▶ Task directions:
Your job is to retype the records exactly while dropping every picture.

▶ Records provided:
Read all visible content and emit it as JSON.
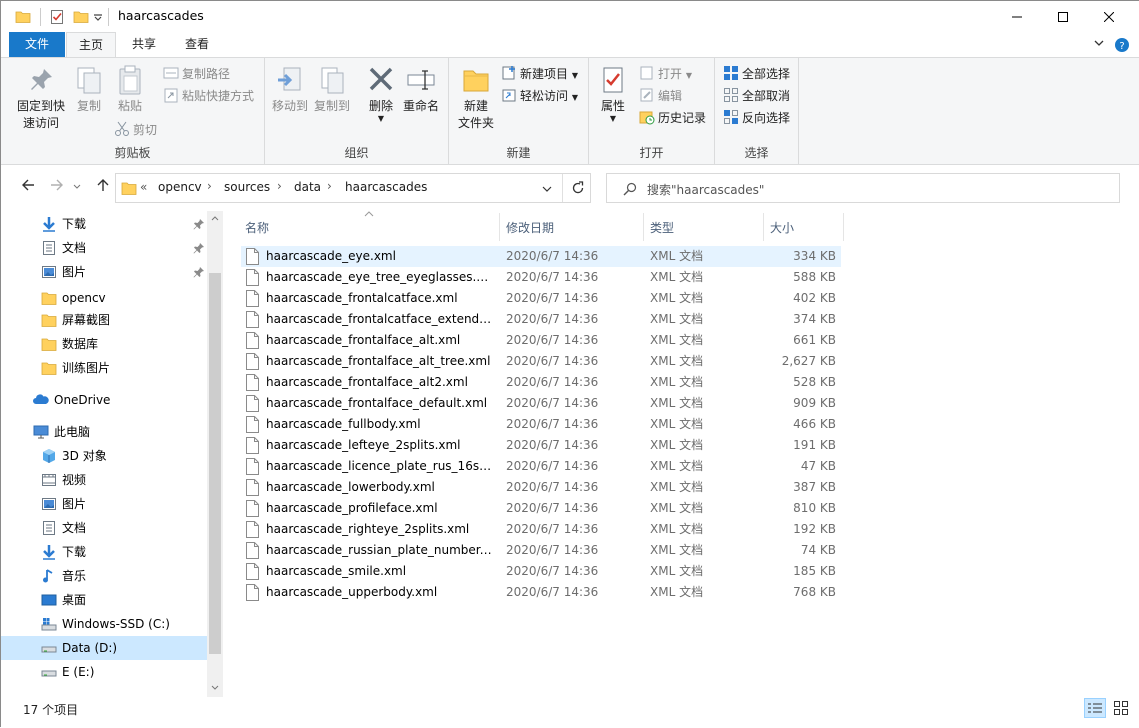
{
  "titlebar": {
    "title": "haarcascades"
  },
  "ribbon_tabs": {
    "file": "文件",
    "home": "主页",
    "share": "共享",
    "view": "查看"
  },
  "ribbon": {
    "clipboard": {
      "pin_label_1": "固定到快",
      "pin_label_2": "速访问",
      "copy": "复制",
      "paste": "粘贴",
      "copy_path": "复制路径",
      "paste_shortcut": "粘贴快捷方式",
      "cut": "剪切",
      "group": "剪贴板"
    },
    "organize": {
      "move_to": "移动到",
      "copy_to": "复制到",
      "delete": "删除",
      "rename": "重命名",
      "group": "组织"
    },
    "new": {
      "new_folder_1": "新建",
      "new_folder_2": "文件夹",
      "new_item": "新建项目",
      "easy_access": "轻松访问",
      "group": "新建"
    },
    "open": {
      "properties": "属性",
      "open": "打开",
      "edit": "编辑",
      "history": "历史记录",
      "group": "打开"
    },
    "select": {
      "select_all": "全部选择",
      "select_none": "全部取消",
      "invert": "反向选择",
      "group": "选择"
    }
  },
  "address": {
    "overflow": "«",
    "crumbs": [
      "opencv",
      "sources",
      "data",
      "haarcascades"
    ]
  },
  "search": {
    "placeholder": "搜索\"haarcascades\""
  },
  "nav": {
    "items": [
      {
        "label": "下载",
        "icon": "download-icon",
        "pinned": true
      },
      {
        "label": "文档",
        "icon": "document-icon",
        "pinned": true
      },
      {
        "label": "图片",
        "icon": "pictures-icon",
        "pinned": true
      },
      {
        "label": "opencv",
        "icon": "folder-icon"
      },
      {
        "label": "屏幕截图",
        "icon": "folder-icon"
      },
      {
        "label": "数据库",
        "icon": "folder-icon"
      },
      {
        "label": "训练图片",
        "icon": "folder-icon"
      },
      {
        "label": "OneDrive",
        "icon": "cloud-icon"
      },
      {
        "label": "此电脑",
        "icon": "computer-icon"
      },
      {
        "label": "3D 对象",
        "icon": "3d-objects-icon"
      },
      {
        "label": "视频",
        "icon": "video-icon"
      },
      {
        "label": "图片",
        "icon": "pictures-icon"
      },
      {
        "label": "文档",
        "icon": "document-icon"
      },
      {
        "label": "下载",
        "icon": "download-icon"
      },
      {
        "label": "音乐",
        "icon": "music-icon"
      },
      {
        "label": "桌面",
        "icon": "desktop-icon"
      },
      {
        "label": "Windows-SSD (C:)",
        "icon": "windows-drive-icon"
      },
      {
        "label": "Data (D:)",
        "icon": "drive-icon",
        "selected": true
      },
      {
        "label": "E (E:)",
        "icon": "drive-icon"
      }
    ]
  },
  "columns": {
    "name": "名称",
    "date": "修改日期",
    "type": "类型",
    "size": "大小"
  },
  "files": [
    {
      "name": "haarcascade_eye.xml",
      "date": "2020/6/7 14:36",
      "type": "XML 文档",
      "size": "334 KB"
    },
    {
      "name": "haarcascade_eye_tree_eyeglasses.xml",
      "date": "2020/6/7 14:36",
      "type": "XML 文档",
      "size": "588 KB"
    },
    {
      "name": "haarcascade_frontalcatface.xml",
      "date": "2020/6/7 14:36",
      "type": "XML 文档",
      "size": "402 KB"
    },
    {
      "name": "haarcascade_frontalcatface_extended...",
      "date": "2020/6/7 14:36",
      "type": "XML 文档",
      "size": "374 KB"
    },
    {
      "name": "haarcascade_frontalface_alt.xml",
      "date": "2020/6/7 14:36",
      "type": "XML 文档",
      "size": "661 KB"
    },
    {
      "name": "haarcascade_frontalface_alt_tree.xml",
      "date": "2020/6/7 14:36",
      "type": "XML 文档",
      "size": "2,627 KB"
    },
    {
      "name": "haarcascade_frontalface_alt2.xml",
      "date": "2020/6/7 14:36",
      "type": "XML 文档",
      "size": "528 KB"
    },
    {
      "name": "haarcascade_frontalface_default.xml",
      "date": "2020/6/7 14:36",
      "type": "XML 文档",
      "size": "909 KB"
    },
    {
      "name": "haarcascade_fullbody.xml",
      "date": "2020/6/7 14:36",
      "type": "XML 文档",
      "size": "466 KB"
    },
    {
      "name": "haarcascade_lefteye_2splits.xml",
      "date": "2020/6/7 14:36",
      "type": "XML 文档",
      "size": "191 KB"
    },
    {
      "name": "haarcascade_licence_plate_rus_16sta...",
      "date": "2020/6/7 14:36",
      "type": "XML 文档",
      "size": "47 KB"
    },
    {
      "name": "haarcascade_lowerbody.xml",
      "date": "2020/6/7 14:36",
      "type": "XML 文档",
      "size": "387 KB"
    },
    {
      "name": "haarcascade_profileface.xml",
      "date": "2020/6/7 14:36",
      "type": "XML 文档",
      "size": "810 KB"
    },
    {
      "name": "haarcascade_righteye_2splits.xml",
      "date": "2020/6/7 14:36",
      "type": "XML 文档",
      "size": "192 KB"
    },
    {
      "name": "haarcascade_russian_plate_number.xml",
      "date": "2020/6/7 14:36",
      "type": "XML 文档",
      "size": "74 KB"
    },
    {
      "name": "haarcascade_smile.xml",
      "date": "2020/6/7 14:36",
      "type": "XML 文档",
      "size": "185 KB"
    },
    {
      "name": "haarcascade_upperbody.xml",
      "date": "2020/6/7 14:36",
      "type": "XML 文档",
      "size": "768 KB"
    }
  ],
  "status": {
    "count": "17 个项目"
  },
  "colors": {
    "accent": "#1979ca",
    "hover_row": "#e5f3ff",
    "selected_nav": "#cce8ff",
    "folder": "#ffd15e"
  }
}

▶ Response:
Read all visible content and emit it as JSON.
{
  "titlebar": {
    "title": "haarcascades"
  },
  "ribbon_tabs": {
    "file": "文件",
    "home": "主页",
    "share": "共享",
    "view": "查看"
  },
  "ribbon": {
    "clipboard": {
      "pin_label_1": "固定到快",
      "pin_label_2": "速访问",
      "copy": "复制",
      "paste": "粘贴",
      "copy_path": "复制路径",
      "paste_shortcut": "粘贴快捷方式",
      "cut": "剪切",
      "group": "剪贴板"
    },
    "organize": {
      "move_to": "移动到",
      "copy_to": "复制到",
      "delete": "删除",
      "rename": "重命名",
      "group": "组织"
    },
    "new": {
      "new_folder_1": "新建",
      "new_folder_2": "文件夹",
      "new_item": "新建项目",
      "easy_access": "轻松访问",
      "group": "新建"
    },
    "open": {
      "properties": "属性",
      "open": "打开",
      "edit": "编辑",
      "history": "历史记录",
      "group": "打开"
    },
    "select": {
      "select_all": "全部选择",
      "select_none": "全部取消",
      "invert": "反向选择",
      "group": "选择"
    }
  },
  "address": {
    "overflow": "«",
    "crumbs": [
      "opencv",
      "sources",
      "data",
      "haarcascades"
    ]
  },
  "search": {
    "placeholder": "搜索\"haarcascades\""
  },
  "nav": {
    "items": [
      {
        "label": "下载",
        "icon": "download-icon",
        "pinned": true
      },
      {
        "label": "文档",
        "icon": "document-icon",
        "pinned": true
      },
      {
        "label": "图片",
        "icon": "pictures-icon",
        "pinned": true
      },
      {
        "label": "opencv",
        "icon": "folder-icon"
      },
      {
        "label": "屏幕截图",
        "icon": "folder-icon"
      },
      {
        "label": "数据库",
        "icon": "folder-icon"
      },
      {
        "label": "训练图片",
        "icon": "folder-icon"
      },
      {
        "label": "OneDrive",
        "icon": "cloud-icon"
      },
      {
        "label": "此电脑",
        "icon": "computer-icon"
      },
      {
        "label": "3D 对象",
        "icon": "3d-objects-icon"
      },
      {
        "label": "视频",
        "icon": "video-icon"
      },
      {
        "label": "图片",
        "icon": "pictures-icon"
      },
      {
        "label": "文档",
        "icon": "document-icon"
      },
      {
        "label": "下载",
        "icon": "download-icon"
      },
      {
        "label": "音乐",
        "icon": "music-icon"
      },
      {
        "label": "桌面",
        "icon": "desktop-icon"
      },
      {
        "label": "Windows-SSD (C:)",
        "icon": "windows-drive-icon"
      },
      {
        "label": "Data (D:)",
        "icon": "drive-icon",
        "selected": true
      },
      {
        "label": "E (E:)",
        "icon": "drive-icon"
      }
    ]
  },
  "columns": {
    "name": "名称",
    "date": "修改日期",
    "type": "类型",
    "size": "大小"
  },
  "files": [
    {
      "name": "haarcascade_eye.xml",
      "date": "2020/6/7 14:36",
      "type": "XML 文档",
      "size": "334 KB"
    },
    {
      "name": "haarcascade_eye_tree_eyeglasses.xml",
      "date": "2020/6/7 14:36",
      "type": "XML 文档",
      "size": "588 KB"
    },
    {
      "name": "haarcascade_frontalcatface.xml",
      "date": "2020/6/7 14:36",
      "type": "XML 文档",
      "size": "402 KB"
    },
    {
      "name": "haarcascade_frontalcatface_extended...",
      "date": "2020/6/7 14:36",
      "type": "XML 文档",
      "size": "374 KB"
    },
    {
      "name": "haarcascade_frontalface_alt.xml",
      "date": "2020/6/7 14:36",
      "type": "XML 文档",
      "size": "661 KB"
    },
    {
      "name": "haarcascade_frontalface_alt_tree.xml",
      "date": "2020/6/7 14:36",
      "type": "XML 文档",
      "size": "2,627 KB"
    },
    {
      "name": "haarcascade_frontalface_alt2.xml",
      "date": "2020/6/7 14:36",
      "type": "XML 文档",
      "size": "528 KB"
    },
    {
      "name": "haarcascade_frontalface_default.xml",
      "date": "2020/6/7 14:36",
      "type": "XML 文档",
      "size": "909 KB"
    },
    {
      "name": "haarcascade_fullbody.xml",
      "date": "2020/6/7 14:36",
      "type": "XML 文档",
      "size": "466 KB"
    },
    {
      "name": "haarcascade_lefteye_2splits.xml",
      "date": "2020/6/7 14:36",
      "type": "XML 文档",
      "size": "191 KB"
    },
    {
      "name": "haarcascade_licence_plate_rus_16sta...",
      "date": "2020/6/7 14:36",
      "type": "XML 文档",
      "size": "47 KB"
    },
    {
      "name": "haarcascade_lowerbody.xml",
      "date": "2020/6/7 14:36",
      "type": "XML 文档",
      "size": "387 KB"
    },
    {
      "name": "haarcascade_profileface.xml",
      "date": "2020/6/7 14:36",
      "type": "XML 文档",
      "size": "810 KB"
    },
    {
      "name": "haarcascade_righteye_2splits.xml",
      "date": "2020/6/7 14:36",
      "type": "XML 文档",
      "size": "192 KB"
    },
    {
      "name": "haarcascade_russian_plate_number.xml",
      "date": "2020/6/7 14:36",
      "type": "XML 文档",
      "size": "74 KB"
    },
    {
      "name": "haarcascade_smile.xml",
      "date": "2020/6/7 14:36",
      "type": "XML 文档",
      "size": "185 KB"
    },
    {
      "name": "haarcascade_upperbody.xml",
      "date": "2020/6/7 14:36",
      "type": "XML 文档",
      "size": "768 KB"
    }
  ],
  "status": {
    "count": "17 个项目"
  },
  "colors": {
    "accent": "#1979ca",
    "hover_row": "#e5f3ff",
    "selected_nav": "#cce8ff",
    "folder": "#ffd15e"
  }
}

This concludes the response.